■ **WORK REQUIRED**
Repeat exactly, and only, the lines from the line containing "Convert this screenshot" through the last line of the records below, including both.

■ **DATASET RECORDS**

..............................

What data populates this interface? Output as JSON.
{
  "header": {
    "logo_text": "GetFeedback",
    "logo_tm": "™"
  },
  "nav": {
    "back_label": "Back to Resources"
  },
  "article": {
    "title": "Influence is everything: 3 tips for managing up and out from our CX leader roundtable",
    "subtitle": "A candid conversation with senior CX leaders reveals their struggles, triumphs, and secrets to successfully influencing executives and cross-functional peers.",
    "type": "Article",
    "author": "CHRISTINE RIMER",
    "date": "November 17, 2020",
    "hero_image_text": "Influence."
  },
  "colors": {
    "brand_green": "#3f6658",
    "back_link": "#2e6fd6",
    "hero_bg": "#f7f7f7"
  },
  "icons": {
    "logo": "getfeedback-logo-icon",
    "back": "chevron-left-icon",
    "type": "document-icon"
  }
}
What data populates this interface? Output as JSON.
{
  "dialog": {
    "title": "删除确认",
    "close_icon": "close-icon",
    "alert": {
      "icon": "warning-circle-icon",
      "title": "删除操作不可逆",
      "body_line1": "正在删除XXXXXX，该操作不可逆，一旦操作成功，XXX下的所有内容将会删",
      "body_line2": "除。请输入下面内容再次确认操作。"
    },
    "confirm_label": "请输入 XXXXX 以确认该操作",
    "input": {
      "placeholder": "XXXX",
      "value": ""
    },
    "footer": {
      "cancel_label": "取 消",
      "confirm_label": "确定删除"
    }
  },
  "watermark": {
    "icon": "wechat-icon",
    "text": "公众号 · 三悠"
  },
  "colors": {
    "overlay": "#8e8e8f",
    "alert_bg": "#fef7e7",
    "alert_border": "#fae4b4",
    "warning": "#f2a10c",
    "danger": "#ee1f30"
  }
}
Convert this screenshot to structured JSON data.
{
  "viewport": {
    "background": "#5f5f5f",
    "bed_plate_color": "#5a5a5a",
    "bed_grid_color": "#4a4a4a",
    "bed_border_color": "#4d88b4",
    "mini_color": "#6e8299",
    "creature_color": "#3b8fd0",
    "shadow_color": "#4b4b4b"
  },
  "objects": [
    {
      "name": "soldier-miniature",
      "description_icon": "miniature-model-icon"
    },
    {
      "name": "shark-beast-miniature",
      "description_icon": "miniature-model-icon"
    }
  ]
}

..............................

■ **WRITTEN SOLUTION**
Convert this screenshot to structured JSON data.
{
  "viewport": {
    "background": "#5f5f5f",
    "bed_plate_color": "#5a5a5a",
    "bed_grid_color": "#4a4a4a",
    "bed_border_color": "#4d88b4",
    "mini_color": "#6e8299",
    "creature_color": "#3b8fd0",
    "shadow_color": "#4b4b4b"
  },
  "objects": [
    {
      "name": "soldier-miniature",
      "description_icon": "miniature-model-icon"
    },
    {
      "name": "shark-beast-miniature",
      "description_icon": "miniature-model-icon"
    }
  ]
}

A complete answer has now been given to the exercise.